Activity
Go through the records below and show every line with the string "icon".
***
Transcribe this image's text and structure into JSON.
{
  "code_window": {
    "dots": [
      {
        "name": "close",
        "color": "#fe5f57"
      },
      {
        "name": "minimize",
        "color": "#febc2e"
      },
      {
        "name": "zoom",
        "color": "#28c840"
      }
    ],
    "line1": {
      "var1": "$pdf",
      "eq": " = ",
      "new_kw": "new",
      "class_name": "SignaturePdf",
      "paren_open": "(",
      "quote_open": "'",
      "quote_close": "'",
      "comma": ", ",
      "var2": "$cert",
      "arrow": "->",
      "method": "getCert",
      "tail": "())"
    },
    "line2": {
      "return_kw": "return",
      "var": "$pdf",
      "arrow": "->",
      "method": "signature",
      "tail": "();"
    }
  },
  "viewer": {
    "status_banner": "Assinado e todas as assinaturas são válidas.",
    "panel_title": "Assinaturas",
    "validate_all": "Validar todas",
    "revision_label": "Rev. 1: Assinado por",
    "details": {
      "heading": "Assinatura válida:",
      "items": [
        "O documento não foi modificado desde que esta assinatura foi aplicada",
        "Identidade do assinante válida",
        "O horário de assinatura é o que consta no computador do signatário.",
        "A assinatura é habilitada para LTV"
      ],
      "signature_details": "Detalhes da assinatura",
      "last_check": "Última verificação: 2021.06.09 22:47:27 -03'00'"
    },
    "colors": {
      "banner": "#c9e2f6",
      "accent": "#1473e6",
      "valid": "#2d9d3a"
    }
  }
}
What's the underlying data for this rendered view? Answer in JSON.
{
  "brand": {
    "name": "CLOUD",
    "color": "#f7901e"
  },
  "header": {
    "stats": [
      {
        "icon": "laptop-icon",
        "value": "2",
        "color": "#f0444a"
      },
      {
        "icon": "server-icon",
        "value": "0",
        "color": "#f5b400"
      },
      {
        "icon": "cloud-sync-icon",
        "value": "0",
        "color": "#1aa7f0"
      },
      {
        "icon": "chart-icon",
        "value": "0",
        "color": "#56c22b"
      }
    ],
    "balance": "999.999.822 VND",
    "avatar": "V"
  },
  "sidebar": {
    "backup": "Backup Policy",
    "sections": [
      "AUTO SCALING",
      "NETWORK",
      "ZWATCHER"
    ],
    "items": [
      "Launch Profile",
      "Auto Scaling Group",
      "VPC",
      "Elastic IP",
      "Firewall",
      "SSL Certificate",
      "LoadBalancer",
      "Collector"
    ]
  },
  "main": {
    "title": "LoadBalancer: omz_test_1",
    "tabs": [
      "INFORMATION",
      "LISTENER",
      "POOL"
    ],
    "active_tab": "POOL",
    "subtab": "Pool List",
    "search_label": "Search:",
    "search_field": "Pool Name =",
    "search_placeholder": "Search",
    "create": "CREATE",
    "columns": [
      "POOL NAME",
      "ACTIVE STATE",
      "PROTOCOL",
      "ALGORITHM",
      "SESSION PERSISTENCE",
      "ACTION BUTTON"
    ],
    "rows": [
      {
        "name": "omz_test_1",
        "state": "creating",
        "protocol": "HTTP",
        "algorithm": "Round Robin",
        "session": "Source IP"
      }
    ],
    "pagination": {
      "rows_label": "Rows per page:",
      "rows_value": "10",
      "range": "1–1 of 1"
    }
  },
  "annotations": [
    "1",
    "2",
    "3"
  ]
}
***
Result of the task
        "icon": "laptop-icon",
        "icon": "server-icon",
        "icon": "cloud-sync-icon",
        "icon": "chart-icon",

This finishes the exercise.